Net-zero emissions is expressed in the Paris agreement as “a balance between anthropogenic emissions by sources and removals by sinks of greenhouse gases” (art. 4(1)). In other words:All human induced GHG emissions - all human induced GHG removals = 0
All human induced GHG emissions-all human induced GHG removals=0 However, there is currently high uncertainty around the technical feasibility, scale, and permanence of large-scale removals which, as a result, remain mostly theoretical at present. Relying on nonexistent future technologies to justify less ambitious reduction efforts risks overshooting the already limited GCB, resulting in disproportional and inequitable impacts on more vulnerable nations and populations. For these reasons, more equitable approaches prioritize directly reducing the major sources of human induced emissions such as fossil fuel extraction and combustion in the industrial and transport sectors. The best approach is to aim for zero human-induced GHG emissions and use removals, if and when they are feasible, to exceed zero.
Bill C-12, which creates the Canadian Net-Zero Emissions Accountability Act, refers to both the UNFCCC and Paris agreement in the preamble. Despite not being mentioned explicitly, the principles of equity and CBDR-RC could be understood to be included by reference to “Canada’s international commitments” in sections 4, 8 and 26(b).
The bill stipulates that the methodology used to produce the greenhouse gas inventory must be consistent with that of the UNFCCC, however, section 26 specifically enables stepping away from these carbon accounting methodologies at cabinet’s discretion.
The proposed framework involves setting targets for milestone years every five years rather than cumulative carbon budgets for five-year periods and it does not specify where emission reductions must occur or to what extent international credits will be available to meet the targets. C-12’s main obligation is framed as a net zero target for the year 2050 (“Target — 2050 / The national greenhouse gas emissions target for 2050 is net-zero emissions” s.6).
One way to make C-12 coherent with the need to do our fair share as a country without politically compromising on the ethics is to reconceptualize the purpose of the act as achieving net zero emissions as soon as possible and at the latest by 2050, rather than simply as a deadline for the year 2050.

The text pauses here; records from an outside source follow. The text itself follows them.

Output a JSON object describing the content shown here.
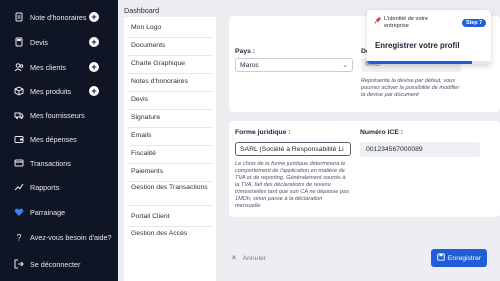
{
  "sidebar": {
    "items": [
      {
        "label": "Note d'honoraires",
        "icon": "document-icon",
        "plus": true
      },
      {
        "label": "Devis",
        "icon": "calculator-icon",
        "plus": true
      },
      {
        "label": "Mes clients",
        "icon": "users-icon",
        "plus": true
      },
      {
        "label": "Mes produits",
        "icon": "box-icon",
        "plus": true
      },
      {
        "label": "Mes fournisseurs",
        "icon": "truck-icon",
        "plus": false
      },
      {
        "label": "Mes dépenses",
        "icon": "wallet-icon",
        "plus": false
      },
      {
        "label": "Transactions",
        "icon": "card-icon",
        "plus": false
      },
      {
        "label": "Rapports",
        "icon": "chart-icon",
        "plus": false
      },
      {
        "label": "Parrainage",
        "icon": "heart-icon",
        "plus": false
      },
      {
        "label": "Avez-vous besoin d'aide?",
        "icon": "help-icon",
        "plus": false
      },
      {
        "label": "Se déconnecter",
        "icon": "logout-icon",
        "plus": false
      }
    ]
  },
  "header": {
    "breadcrumb": "Dashboard"
  },
  "submenu": {
    "items": [
      "Mon Logo",
      "Documents",
      "Charte Graphique",
      "Notes d'honoraires",
      "Devis",
      "Signature",
      "Emails",
      "Fiscalité",
      "Paiements",
      "Gestion des Transactions",
      "Portail Client",
      "Gestion des Accès"
    ]
  },
  "form": {
    "pays_label": "Pays :",
    "pays_value": "Maroc",
    "devise_label": "De",
    "devise_value": "MAD",
    "devise_hint": "Représente la devise par défaut, vous pourrez activer la possibilité de modifier la devise par document",
    "forme_label": "Forme juridique :",
    "forme_value": "SARL (Société à Responsabilité Li",
    "forme_hint": "Le choix de la forme juridique déterminera le comportement de l'application en matière de TVA et de reporting. Généralement soumis à la TVA, fait des déclarations de revenu trimestrielles tant que son CA ne dépasse pas 1MDh, sinon passe à la déclaration mensuelle",
    "ice_label": "Numéro ICE :",
    "ice_value": "001234567000089"
  },
  "footer": {
    "cancel_label": "Annuler",
    "save_label": "Enregistrer"
  },
  "onboarding": {
    "kicker": "L'identité de votre entreprise",
    "step": "Step 7",
    "title": "Enregistrer votre profil",
    "progress": 0.85
  },
  "colors": {
    "accent": "#1f5ed6",
    "sidebar_bg": "#0f1524",
    "heart": "#3b82f6"
  }
}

Conceptualizing the climate challenge as a race to net zero may also have more pedagogical value than yearly targets in order to educate the average Canadian. Beyond requiring the government to be accountable for climate action, winning the climate challenge will need to involve almost everyone so using this legislation to educate should not be an underestimated tool.
1A budget of 580 Gt CO2 would give the world a 50 per cent chance of limiting warming to 1.5°C. Achieving this require the world achieve carbon neutrality (net-zero) by 2050 and net-negative thereafter (Garoufalis-Auger and Greenford, 2021). Return to text
2CAN uses a publicly available framework developed by the Climate Equity Reference Project (CERP) to estimate fair share targets using primary variables of historical responsibility and economic capability to act. CAN fair share background and methodology. Return to text
3Forthcoming publication entitled Addressing the Climate Emergency in Canada: Aiming for zero emissions between 2025 and 2030. Return to text